When I was a kid I used to go camping with my grandpa out on the central deserts of Utah, mostly the San Rafel Swell area. Grandpa had grown up in that place, in the little town of Emery. He herded cattle out in that range. At just thirteen years old he was a teamster, the original type of teamster, hauling freight in a wagon pulled by a team of horses. His dad and some of the family had community department stores in several towns on the frontier. The freight he hauled was to supply those stores. Growing up I heard many a story of adventures on the wagon roads through that territory. A teamster in those days was fully exposed to the elements, those plains were hot as an oven in the summer, blistering sun. Hard driving winds, with no trees to stop them, assaulted the driver like a giant sand blaster. At over 6200′ elevation the area could get pretty cold in the winter too, heavy snow and high winds just added to the excitement. Still the freight must roll.
He knew the area like the back of his hand. A new story was told around every bend. When he was growing up that place was not only dangerous due to the harshness of the elements if you weren’t prepared, but it was also a popular place for outlaws to hide out. Folks like Butch Cassidy and many others much less well known and far more dangerous.
Grandpa used to take me out in “the swell” or the the San Rafel as they would call it, hunting for twisted narly cedars to make lamps and tables out of. Or we might go looking for interesting rocks to bring back. Grandpa learned camping while working; herding cattle, working in the desert, and hauling wagon freight. For grandpa campfire cooking meant cooking up whatever you might eat at home. His cookware was old kitchen utensils, the grill for the pans was a couple of irons across the fire.
One time when I was young I was out with him and we had set up camp. We were in his old Ford, “three on the tree” pickup with a shell on the bed. He made a camper out of it by taking and old iron bed frame with the metal springs and a thin mattress on top, it just fit in the bed of the truck. That was our bed, pretty comfortable actually. The space under the bed frame he used for storing all the camping supplies. He made a fire by the side of the truck, our chairs were the old folding lawn chairs popular in those days.
I wore Levis jeans, cowboy boots and hat, and a plaid western shirt. Grandpa wore what he always wore, khaki pants and a matching long sleeved shirt, on his feet leather boots with gum rubber soles and to top it off a hat similar to what I wear now.
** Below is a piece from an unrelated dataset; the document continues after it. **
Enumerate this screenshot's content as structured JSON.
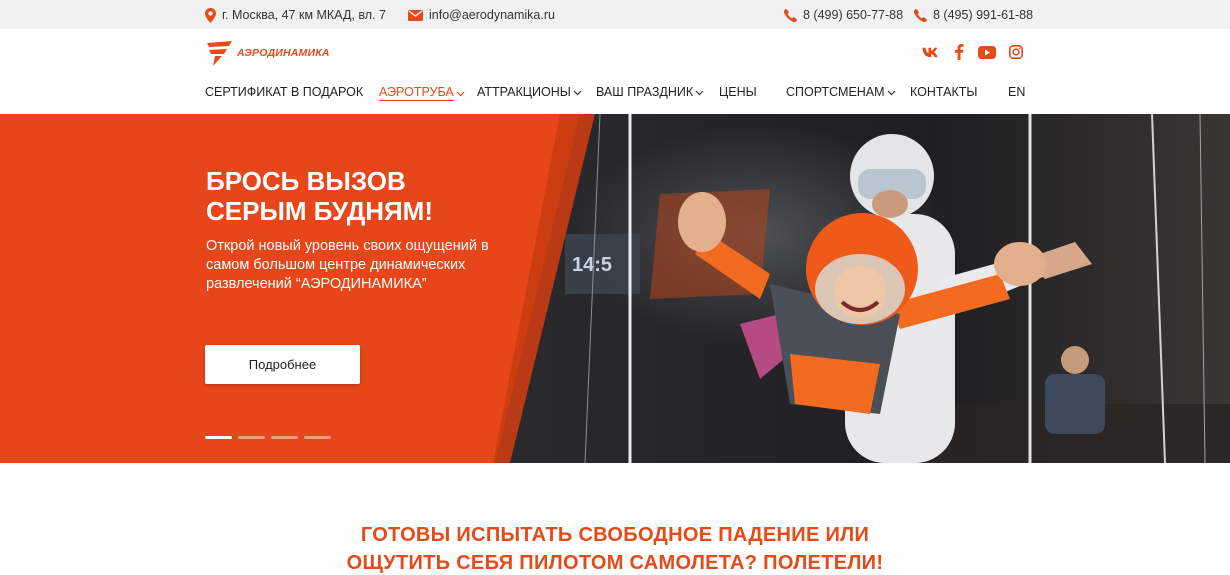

I’ve always been inquisitive and at the time was telling him all about how I had read that you could eat Prickly Pear Cactus, and he was giving me the old, “ya can huh?” And watching to see what I’d do. So I went and got a pad off a nearby cactus, then went over to the fire and explained to him how I had to singe off the prickly needles over the fire so I could peel it and eat it. Grandpa watched me, intrigued to see what I was doing. I got a stick off a Juniper tree, sharpened the end with my pocket knife and stuck it into the cactus pad. I felt so proud showing grandpa my skills, roasting the cactus over the fire. When it looked like I had burnt the needles off I cut into it and peeled off the outside. My mouth was watering as I imagined biting into this delectable treat nature provided us. It sure looked good. “See grandpa, I’ve got a prickly pear, fruit on the desert!” Grandpa smiled at me with a crooked grin. I popped a chunk into my mouth and bit down. Well to my surprise not only did it not taste at all like a pear, it was more like a cucumber, a cucumber filled with Elmer’s Glue. And that wasn’t the only thing wrong with my treat, apparently I had not singed off all the needles or had got them onto the part I was eating, my tongue and gums had an odd sensation, as if I had bitten down on a porcupine, to me at that moment, it was a terrible feeling. Grandpa about died laughing at my adventure. I suppose I was quite the sight to see.
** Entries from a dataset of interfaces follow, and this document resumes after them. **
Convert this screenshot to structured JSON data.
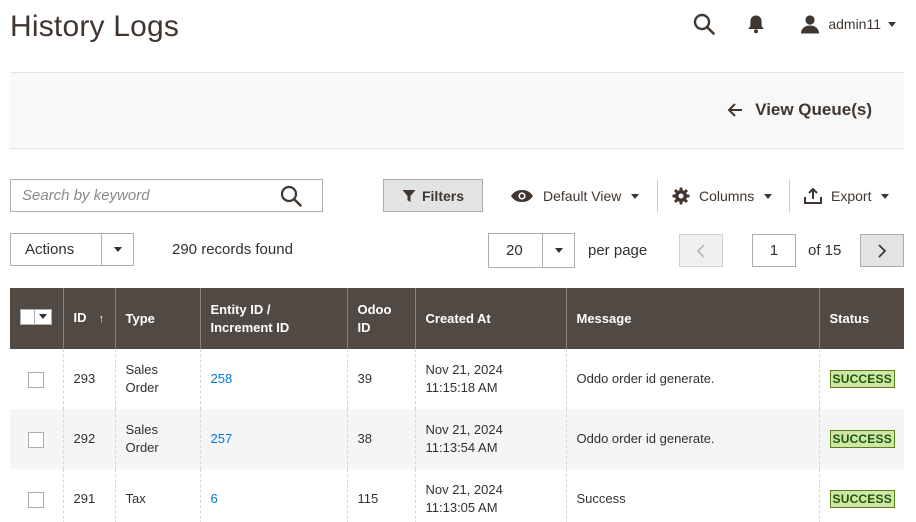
{
  "header": {
    "title": "History Logs",
    "user_name": "admin11"
  },
  "page_actions": {
    "back_label": "View Queue(s)"
  },
  "toolbar": {
    "search_placeholder": "Search by keyword",
    "filters_label": "Filters",
    "view_label": "Default View",
    "columns_label": "Columns",
    "export_label": "Export",
    "actions_label": "Actions",
    "records_found": "290 records found",
    "per_page_value": "20",
    "per_page_label": "per page",
    "current_page": "1",
    "page_of": "of 15"
  },
  "table": {
    "columns": {
      "id": "ID",
      "id_sort": "↑",
      "type": "Type",
      "entity_line1": "Entity ID /",
      "entity_line2": "Increment ID",
      "odoo_line1": "Odoo",
      "odoo_line2": "ID",
      "created_at": "Created At",
      "message": "Message",
      "status": "Status"
    },
    "rows": [
      {
        "id": "293",
        "type_line1": "Sales",
        "type_line2": "Order",
        "entity_id": "258",
        "odoo_id": "39",
        "date": "Nov 21, 2024",
        "time": "11:15:18 AM",
        "message": "Oddo order id generate.",
        "status": "SUCCESS"
      },
      {
        "id": "292",
        "type_line1": "Sales",
        "type_line2": "Order",
        "entity_id": "257",
        "odoo_id": "38",
        "date": "Nov 21, 2024",
        "time": "11:13:54 AM",
        "message": "Oddo order id generate.",
        "status": "SUCCESS"
      },
      {
        "id": "291",
        "type_line1": "Tax",
        "type_line2": "",
        "entity_id": "6",
        "odoo_id": "115",
        "date": "Nov 21, 2024",
        "time": "11:13:05 AM",
        "message": "Success",
        "status": "SUCCESS"
      }
    ]
  },
  "colors": {
    "header_bg": "#514943",
    "link": "#007bdb",
    "success_bg": "#d0e5a9",
    "success_text": "#185b00"
  }
}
Things have changed a lot since those days when I’d go out with grandpa, and with dad too at times. We even used to camp right in the midst of Goblin Valley, now it’s all fenced off and restricted, probably a good idea I suppose with all the people that go there these days. Camping was simple then, and it was inexpensive for the most part. You got there however you could, you used whatever you had, and you ate pretty much the same food as at home. I look back now and in some ways yearn for that simplicity again. Not that I’m a complicated guy, I still am pretty simple with things, make most of my own gear, and make it multipurpose when I can. The important thing to me is…to get out there. An evening around the campfire is heaven. The crackling sounds, the faint whistling of gasses rushing out of the hot logs, the white, blue and red flames, the aroma of cedar and sage burning in the cool night air. It doesn’t take much to make me happy, just being out there will do it for me, a bonus is to share it with someone else.
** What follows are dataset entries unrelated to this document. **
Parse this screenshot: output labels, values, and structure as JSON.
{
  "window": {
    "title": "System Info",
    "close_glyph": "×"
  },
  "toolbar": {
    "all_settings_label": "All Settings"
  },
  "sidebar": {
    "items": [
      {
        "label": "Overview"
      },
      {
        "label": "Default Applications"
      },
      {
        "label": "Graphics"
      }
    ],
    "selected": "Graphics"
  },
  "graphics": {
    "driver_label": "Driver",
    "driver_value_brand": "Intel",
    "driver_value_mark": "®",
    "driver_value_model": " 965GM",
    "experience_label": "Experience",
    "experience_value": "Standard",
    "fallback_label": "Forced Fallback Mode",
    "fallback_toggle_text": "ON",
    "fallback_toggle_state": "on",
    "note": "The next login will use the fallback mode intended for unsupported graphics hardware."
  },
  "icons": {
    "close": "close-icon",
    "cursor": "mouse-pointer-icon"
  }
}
Until next time this is Perry Peacock for, “Simplifying Survival”